• Activity: Would you show every line from the records that holds "回弹也都不错"?

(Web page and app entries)
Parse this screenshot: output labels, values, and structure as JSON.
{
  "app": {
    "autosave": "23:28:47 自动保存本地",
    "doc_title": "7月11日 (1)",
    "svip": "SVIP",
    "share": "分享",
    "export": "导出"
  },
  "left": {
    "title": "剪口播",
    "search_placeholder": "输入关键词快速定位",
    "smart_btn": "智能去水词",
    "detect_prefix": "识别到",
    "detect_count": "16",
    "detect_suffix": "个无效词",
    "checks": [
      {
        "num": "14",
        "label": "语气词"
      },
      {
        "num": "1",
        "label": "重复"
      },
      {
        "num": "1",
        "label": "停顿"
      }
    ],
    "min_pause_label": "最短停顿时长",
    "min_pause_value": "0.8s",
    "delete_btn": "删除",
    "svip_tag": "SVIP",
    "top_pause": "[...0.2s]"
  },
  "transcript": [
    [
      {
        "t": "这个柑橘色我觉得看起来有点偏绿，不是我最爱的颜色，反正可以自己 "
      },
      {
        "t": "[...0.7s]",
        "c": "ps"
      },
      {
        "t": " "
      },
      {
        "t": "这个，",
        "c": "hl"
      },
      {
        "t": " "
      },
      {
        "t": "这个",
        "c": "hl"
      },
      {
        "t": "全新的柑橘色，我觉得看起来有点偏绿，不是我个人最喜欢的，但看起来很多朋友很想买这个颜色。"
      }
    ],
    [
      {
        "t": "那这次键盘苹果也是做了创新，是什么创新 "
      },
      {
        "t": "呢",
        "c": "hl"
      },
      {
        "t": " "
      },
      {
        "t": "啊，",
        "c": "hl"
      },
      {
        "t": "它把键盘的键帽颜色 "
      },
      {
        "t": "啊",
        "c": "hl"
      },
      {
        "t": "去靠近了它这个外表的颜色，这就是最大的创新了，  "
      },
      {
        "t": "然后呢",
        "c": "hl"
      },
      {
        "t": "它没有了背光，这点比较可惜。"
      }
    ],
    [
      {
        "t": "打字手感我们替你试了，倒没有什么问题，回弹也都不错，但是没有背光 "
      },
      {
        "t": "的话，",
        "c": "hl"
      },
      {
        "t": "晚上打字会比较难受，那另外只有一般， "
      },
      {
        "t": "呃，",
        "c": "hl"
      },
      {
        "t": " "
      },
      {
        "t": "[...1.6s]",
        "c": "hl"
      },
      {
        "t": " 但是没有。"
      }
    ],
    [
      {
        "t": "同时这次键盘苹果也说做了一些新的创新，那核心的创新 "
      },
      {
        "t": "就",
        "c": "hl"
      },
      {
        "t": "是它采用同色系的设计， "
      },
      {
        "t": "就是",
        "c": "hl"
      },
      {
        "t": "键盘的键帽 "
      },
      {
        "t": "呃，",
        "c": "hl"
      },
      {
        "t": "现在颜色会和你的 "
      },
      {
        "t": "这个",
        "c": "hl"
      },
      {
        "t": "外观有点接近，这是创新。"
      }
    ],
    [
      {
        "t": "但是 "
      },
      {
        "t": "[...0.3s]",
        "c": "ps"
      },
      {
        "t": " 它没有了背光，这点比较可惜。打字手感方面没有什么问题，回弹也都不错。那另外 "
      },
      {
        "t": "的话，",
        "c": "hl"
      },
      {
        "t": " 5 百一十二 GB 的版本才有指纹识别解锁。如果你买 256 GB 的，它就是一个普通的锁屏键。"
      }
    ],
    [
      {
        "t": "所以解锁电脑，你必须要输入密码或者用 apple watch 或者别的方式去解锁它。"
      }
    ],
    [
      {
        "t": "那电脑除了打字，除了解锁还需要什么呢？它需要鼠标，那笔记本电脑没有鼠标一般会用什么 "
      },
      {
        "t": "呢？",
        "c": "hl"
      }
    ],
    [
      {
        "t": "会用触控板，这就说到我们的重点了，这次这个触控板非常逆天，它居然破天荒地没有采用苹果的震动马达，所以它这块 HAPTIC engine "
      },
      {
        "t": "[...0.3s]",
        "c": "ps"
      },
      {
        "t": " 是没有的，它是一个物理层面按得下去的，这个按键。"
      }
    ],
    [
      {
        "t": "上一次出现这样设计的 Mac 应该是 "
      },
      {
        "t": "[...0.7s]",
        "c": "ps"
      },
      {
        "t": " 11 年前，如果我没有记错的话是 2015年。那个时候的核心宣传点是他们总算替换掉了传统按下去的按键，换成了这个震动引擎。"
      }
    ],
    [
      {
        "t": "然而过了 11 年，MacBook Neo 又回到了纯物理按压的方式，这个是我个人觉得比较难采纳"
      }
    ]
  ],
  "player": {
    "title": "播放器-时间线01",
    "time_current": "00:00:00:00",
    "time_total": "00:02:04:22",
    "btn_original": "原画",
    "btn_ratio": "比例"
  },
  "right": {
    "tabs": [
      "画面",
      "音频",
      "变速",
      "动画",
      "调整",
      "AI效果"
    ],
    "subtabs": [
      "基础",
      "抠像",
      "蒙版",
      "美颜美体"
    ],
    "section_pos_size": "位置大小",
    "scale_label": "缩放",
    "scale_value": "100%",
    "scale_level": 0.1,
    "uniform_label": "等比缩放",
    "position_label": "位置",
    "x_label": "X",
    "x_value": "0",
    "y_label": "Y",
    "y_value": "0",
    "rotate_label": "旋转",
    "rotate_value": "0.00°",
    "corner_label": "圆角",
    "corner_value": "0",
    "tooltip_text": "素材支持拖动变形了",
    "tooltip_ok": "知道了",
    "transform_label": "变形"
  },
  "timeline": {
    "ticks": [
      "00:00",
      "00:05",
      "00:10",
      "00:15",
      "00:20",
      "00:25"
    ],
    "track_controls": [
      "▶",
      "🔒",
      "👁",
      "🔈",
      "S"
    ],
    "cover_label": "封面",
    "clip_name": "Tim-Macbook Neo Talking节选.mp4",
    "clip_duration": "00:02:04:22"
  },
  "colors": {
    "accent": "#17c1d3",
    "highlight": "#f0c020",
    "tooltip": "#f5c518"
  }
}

• Response to this exercise:
        "t": "打字手感我们替你试了，倒没有什么问题，回弹也都不错，但是没有背光 "
        "t": " 它没有了背光，这点比较可惜。打字手感方面没有什么问题，回弹也都不错。那另外 "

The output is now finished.